For households, businesses, and public-sector organizations of all types, the implications of managing energy, greenhouse gas emissions, and social responsibility are significant. First, there is the moral and regulatory imperative to operate in an environmentally responsible manner. Second, there are dramatic cost savings to be gained by reducing resource consumption and waste.
And third, there are pressures from suppliers, customers, communities, and other stakeholders that place more and more importance on “green” practices. In a contentious global debate full of finger-pointing, there seems to be consensus on only one key point: managing for sustainability is an important issue that requires action now, even if the world economy is in upheaval. This chapter discusses the role of information and communication technologies (ICT) in driving sustainability efforts—for measuring the impacts of organizations’ activities, reducing negative impacts, optimizing outcomes, and extending visibility deeper into an organization and across the greater value chain.
The good news is that existing analytic, performance management, and activity-based costing methodologies, which have already proven effective for other business problems, can bring new levels of intelligence to sustainability issues as well. Financial and operational leaders would do well to adopt and adapt best practices that are readily available with today’s technologies.
This chapter presents current research that highlights the challenges and opportunities for those organizations undertaking a business strategy that requires careful management of greenhouse gas emissions, followed by a discussion on the current adoption of sustainability practices worldwide and how ICT enables organizations to be effective at each stage of the maturity curve.
Emerging sustainable business priorities In spite of current economic conditions, organizations have not curtailed their emphasis on sustainability initiatives, according to research, sponsored by SAS, conducted by the MIT Sloan Management Review (MIT SMR) and published by the Massachusetts Institute of Technology (MIT) in collaboration with the Boston Consulting Group.1 In fact, many organizations have accelerated their efforts as they seek the cost and efficiency improvements that can be gained in the process. Fewer than 25 percent of respondents said their organizations had decreased commitment to sustainability during the downturn (see Figure 1).

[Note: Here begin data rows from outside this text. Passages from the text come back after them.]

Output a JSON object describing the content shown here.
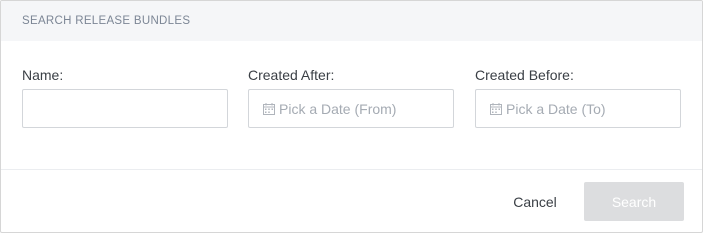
{
  "dialog": {
    "title": "SEARCH RELEASE BUNDLES"
  },
  "fields": {
    "name": {
      "label": "Name:",
      "value": "",
      "placeholder": ""
    },
    "created_after": {
      "label": "Created After:",
      "placeholder": "Pick a Date (From)",
      "icon": "calendar-icon"
    },
    "created_before": {
      "label": "Created Before:",
      "placeholder": "Pick a Date (To)",
      "icon": "calendar-icon"
    }
  },
  "footer": {
    "cancel_label": "Cancel",
    "search_label": "Search"
  },
  "colors": {
    "header_bg": "#f5f6f8",
    "search_button_disabled": "#dcdddf"
  }
}
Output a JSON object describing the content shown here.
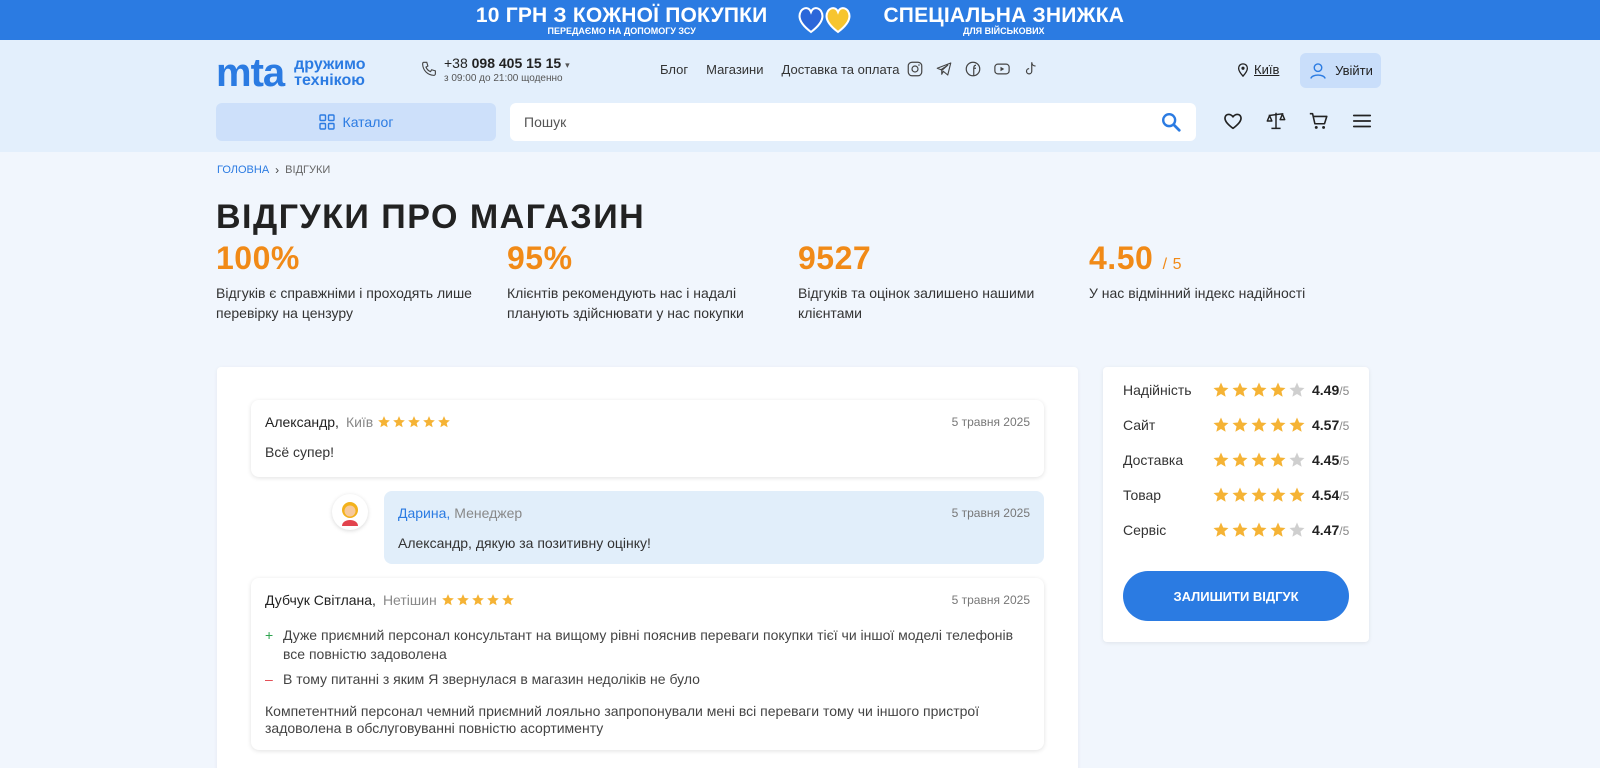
{
  "promo": {
    "left_main": "10 ГРН З КОЖНОЇ ПОКУПКИ",
    "left_sub": "ПЕРЕДАЄМО НА ДОПОМОГУ ЗСУ",
    "right_main": "СПЕЦІАЛЬНА ЗНИЖКА",
    "right_sub": "ДЛЯ ВІЙСЬКОВИХ"
  },
  "header": {
    "logo": "mta",
    "tagline_1": "дружимо",
    "tagline_2": "технікою",
    "phone_prefix": "+38",
    "phone_number": "098 405 15 15",
    "phone_hours": "з 09:00 до 21:00 щоденно",
    "nav": [
      "Блог",
      "Магазини",
      "Доставка та оплата"
    ],
    "socials": [
      "instagram-icon",
      "telegram-icon",
      "facebook-icon",
      "youtube-icon",
      "tiktok-icon"
    ],
    "city": "Київ",
    "login": "Увійти",
    "catalog": "Каталог",
    "search_placeholder": "Пошук"
  },
  "breadcrumb": {
    "home": "ГОЛОВНА",
    "current": "ВІДГУКИ"
  },
  "page_title": "ВІДГУКИ ПРО МАГАЗИН",
  "stats": [
    {
      "value": "100%",
      "suffix": "",
      "desc": "Відгуків є справжніми і проходять лише перевірку на цензуру"
    },
    {
      "value": "95%",
      "suffix": "",
      "desc": "Клієнтів рекомендують нас і надалі планують здійснювати у нас покупки"
    },
    {
      "value": "9527",
      "suffix": "",
      "desc": "Відгуків та оцінок залишено нашими клієнтами"
    },
    {
      "value": "4.50",
      "suffix": "/ 5",
      "desc": "У нас відмінний індекс надійності"
    }
  ],
  "reviews": [
    {
      "author": "Александр,",
      "city": "Київ",
      "stars": 5,
      "date": "5 травня 2025",
      "text": "Всё супер!",
      "reply": {
        "author": "Дарина,",
        "role": "Менеджер",
        "date": "5 травня 2025",
        "text": "Александр, дякую за позитивну оцінку!"
      }
    },
    {
      "author": "Дубчук Світлана,",
      "city": "Нетішин",
      "stars": 5,
      "date": "5 травня 2025",
      "pros_mark": "+",
      "pros": "Дуже приємний персонал консультант на вищому рівні пояснив переваги покупки тієї чи іншої моделі телефонів все повністю задоволена",
      "cons_mark": "–",
      "cons": "В тому питанні з яким Я звернулася в магазин недоліків не було",
      "text": "Компетентний персонал чемний приємний лояльно запропонували мені всі переваги тому чи іншого пристрої задоволена в обслуговуванні повністю асортименту"
    }
  ],
  "ratings": [
    {
      "label": "Надійність",
      "value": "4.49",
      "of": "/5",
      "full_stars": 4
    },
    {
      "label": "Сайт",
      "value": "4.57",
      "of": "/5",
      "full_stars": 5
    },
    {
      "label": "Доставка",
      "value": "4.45",
      "of": "/5",
      "full_stars": 4
    },
    {
      "label": "Товар",
      "value": "4.54",
      "of": "/5",
      "full_stars": 5
    },
    {
      "label": "Сервіс",
      "value": "4.47",
      "of": "/5",
      "full_stars": 4
    }
  ],
  "leave_review": "ЗАЛИШИТИ ВІДГУК",
  "colors": {
    "brand": "#2b7be2",
    "accent": "#f18a17",
    "star": "#f5b335",
    "star_empty": "#cfcfcf"
  }
}
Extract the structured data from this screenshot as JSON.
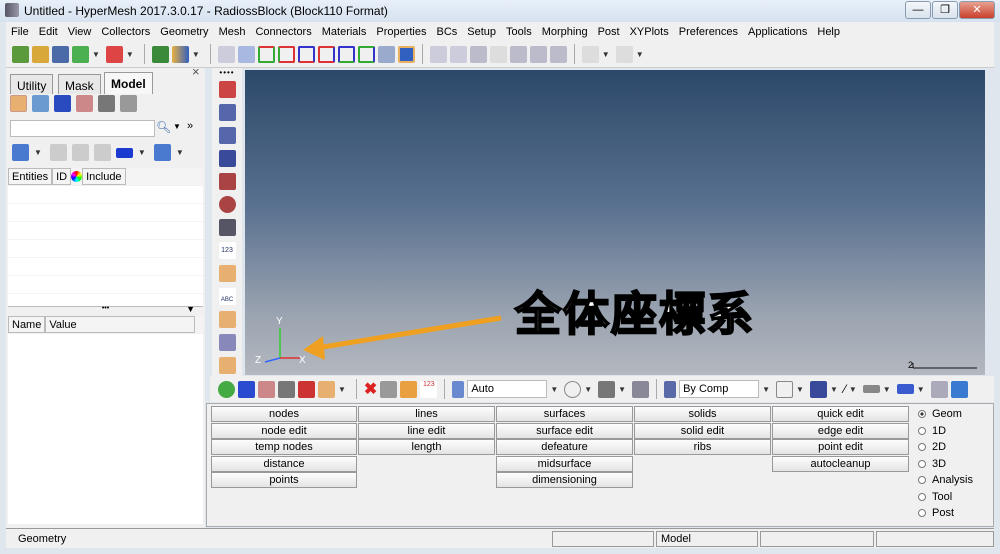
{
  "window": {
    "title": "Untitled - HyperMesh 2017.3.0.17 - RadiossBlock (Block110 Format)",
    "minimize": "—",
    "maximize": "❐",
    "close": "✕"
  },
  "menu": [
    "File",
    "Edit",
    "View",
    "Collectors",
    "Geometry",
    "Mesh",
    "Connectors",
    "Materials",
    "Properties",
    "BCs",
    "Setup",
    "Tools",
    "Morphing",
    "Post",
    "XYPlots",
    "Preferences",
    "Applications",
    "Help"
  ],
  "left_panel": {
    "tabs": [
      "Utility",
      "Mask",
      "Model"
    ],
    "active_tab": "Model",
    "close": "×",
    "search_placeholder": "",
    "columns": [
      "Entities",
      "ID",
      "Include"
    ],
    "attr_columns": [
      "Name",
      "Value"
    ]
  },
  "viewport": {
    "annotation": "全体座標系",
    "triad": {
      "y": "Y",
      "z": "Z",
      "x": "X"
    },
    "scale_label": "2",
    "annotation_color": "#f0a020"
  },
  "bottom_toolbar": {
    "display_mode": "Auto",
    "color_mode": "By Comp"
  },
  "panel": {
    "columns": [
      [
        "nodes",
        "node edit",
        "temp nodes",
        "distance",
        "points"
      ],
      [
        "lines",
        "line edit",
        "length"
      ],
      [
        "surfaces",
        "surface edit",
        "defeature",
        "midsurface",
        "dimensioning"
      ],
      [
        "solids",
        "solid edit",
        "ribs"
      ],
      [
        "quick edit",
        "edge edit",
        "point edit",
        "autocleanup"
      ]
    ],
    "modes": [
      "Geom",
      "1D",
      "2D",
      "3D",
      "Analysis",
      "Tool",
      "Post"
    ],
    "selected_mode": "Geom"
  },
  "status": {
    "left": "Geometry",
    "middle": "Model"
  }
}
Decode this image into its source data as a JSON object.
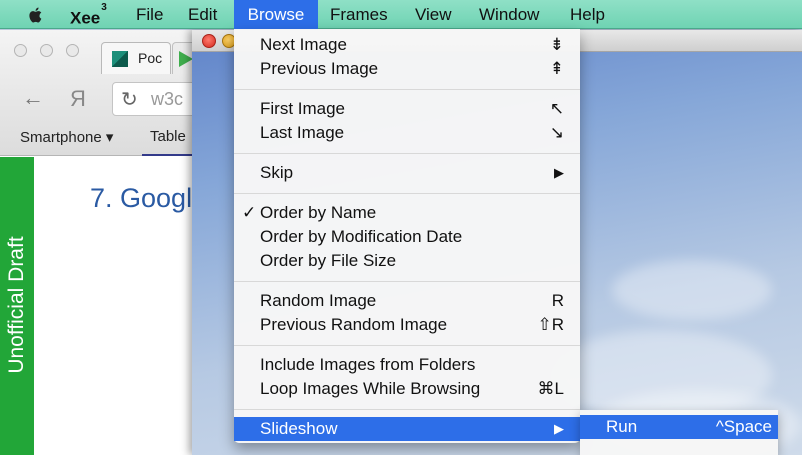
{
  "menubar": {
    "app_name": "Xee",
    "app_superscript": "3",
    "items": [
      "File",
      "Edit",
      "Browse",
      "Frames",
      "View",
      "Window",
      "Help"
    ]
  },
  "browser": {
    "tab_title": "Poc",
    "url": "w3c",
    "bookmarks": [
      "Smartphone ▾",
      "Table"
    ],
    "side_label": "Unofficial Draft",
    "heading": "7. Googl"
  },
  "browse_menu": {
    "groups": [
      [
        {
          "label": "Next Image",
          "shortcut": "⇟"
        },
        {
          "label": "Previous Image",
          "shortcut": "⇞"
        }
      ],
      [
        {
          "label": "First Image",
          "shortcut": "↖"
        },
        {
          "label": "Last Image",
          "shortcut": "↘"
        }
      ],
      [
        {
          "label": "Skip",
          "shortcut": "▶"
        }
      ],
      [
        {
          "label": "Order by Name",
          "shortcut": "",
          "checked": "✓"
        },
        {
          "label": "Order by Modification Date",
          "shortcut": ""
        },
        {
          "label": "Order by File Size",
          "shortcut": ""
        }
      ],
      [
        {
          "label": "Random Image",
          "shortcut": "R"
        },
        {
          "label": "Previous Random Image",
          "shortcut": "⇧R"
        }
      ],
      [
        {
          "label": "Include Images from Folders",
          "shortcut": ""
        },
        {
          "label": "Loop Images While Browsing",
          "shortcut": "⌘L"
        }
      ],
      [
        {
          "label": "Slideshow",
          "shortcut": "▶"
        }
      ]
    ]
  },
  "slideshow_submenu": {
    "run_label": "Run",
    "run_shortcut": "^Space"
  },
  "colors": {
    "menubar": "#7ad8bb",
    "highlight": "#2d6ee8",
    "draft_green": "#22a638",
    "heading_blue": "#2a5aa3"
  }
}
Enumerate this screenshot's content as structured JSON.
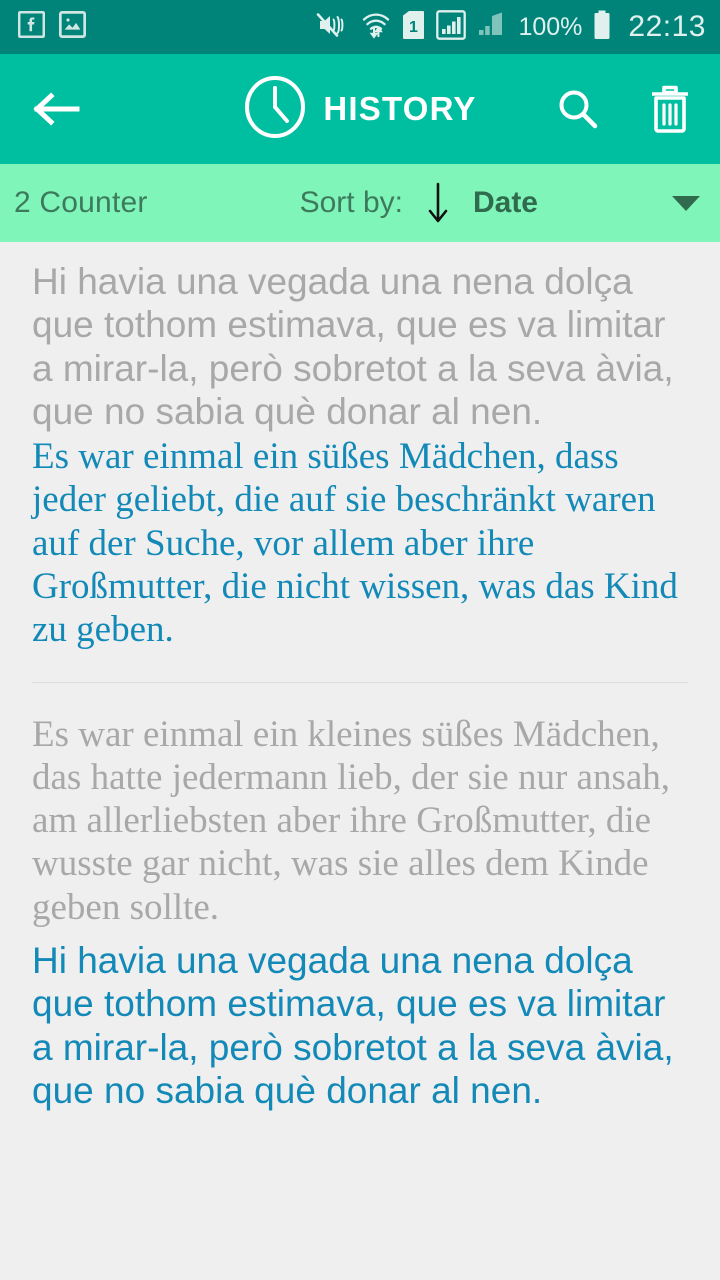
{
  "status_bar": {
    "background": "#00847a",
    "foreground": "#dff0ed",
    "icons": [
      "facebook-icon",
      "photo-icon",
      "vibrate-mute-icon",
      "wifi-transfer-icon",
      "sim-1-icon",
      "signal-bars-boxed-icon",
      "signal-bars-icon"
    ],
    "sim_badge": "1",
    "battery_percent": "100%",
    "time": "22:13"
  },
  "app_bar": {
    "background": "#00bfa0",
    "back_label": "Back",
    "title": "HISTORY",
    "clock_icon": "clock-icon",
    "search_label": "Search",
    "delete_label": "Delete all"
  },
  "sort_bar": {
    "background": "#80f5ba",
    "counter": "2 Counter",
    "sort_label": "Sort by:",
    "sort_direction": "descending",
    "sort_value": "Date",
    "caret": "dropdown-caret"
  },
  "colors": {
    "source_text": "#a8a8a8",
    "target_text": "#1389b8",
    "page_background": "#efefef",
    "divider": "#dcdcdc"
  },
  "history": {
    "items": [
      {
        "source_text": "Hi havia una vegada una nena dolça que tothom estimava, que es va limitar a mirar-la, però sobretot a la seva àvia, que no sabia què donar al nen.",
        "source_font": "sans",
        "target_text": "Es war einmal ein süßes Mädchen, dass jeder geliebt, die auf sie beschränkt waren auf der Suche, vor allem aber ihre Großmutter, die nicht wissen, was das Kind zu geben.",
        "target_font": "serif"
      },
      {
        "source_text": "Es war einmal ein kleines süßes Mädchen, das hatte jedermann lieb, der sie nur ansah, am allerliebsten aber ihre Großmutter, die wusste gar nicht, was sie alles dem Kinde geben sollte.",
        "source_font": "serif",
        "target_text": "Hi havia una vegada una nena dolça que tothom estimava, que es va limitar a mirar-la, però sobretot a la seva àvia, que no sabia què donar al nen.",
        "target_font": "sans"
      }
    ]
  }
}
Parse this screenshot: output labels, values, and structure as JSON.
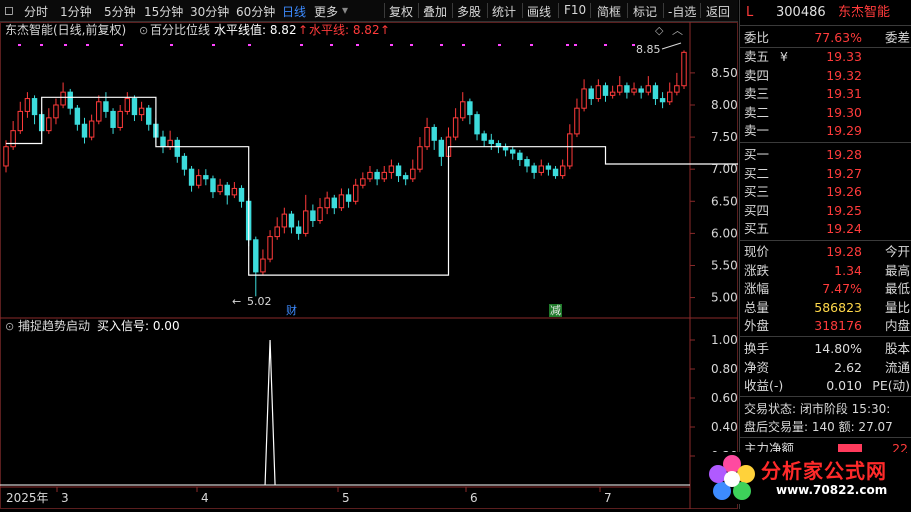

The business case goes far beyond regulatory compliance and corporate conscience. Sustainable business practices pay off in financial and brand benefits.3 For organizations that find the “green sweet spot,” the results speak for themselves—and pay for themselves.
For example, GE announced last year that its ecomagination program to reduce environmental impact generated a US$17 billion revenue stream and reduced costs by more than US$100 million dollars since 2005.4 The US Army has said that 80 percent of its construction meets Leadership in Energy and Environmental Design (LEED) standards, which has reduced energy costs by 8 percent.5 For an example from another industry, BMW took the stance that it is responsible for its cars’ environmental impact throughout the life cycle, from cradle to grave.6 As a result, the auto maker is designing cars around recyclable components.At the end of the car’s service life, it doesn’t go into a trash heap. It goes back to BMW, and they recycle the parts.The company recovers and reuses valuable assets in the process of being environmentally responsible.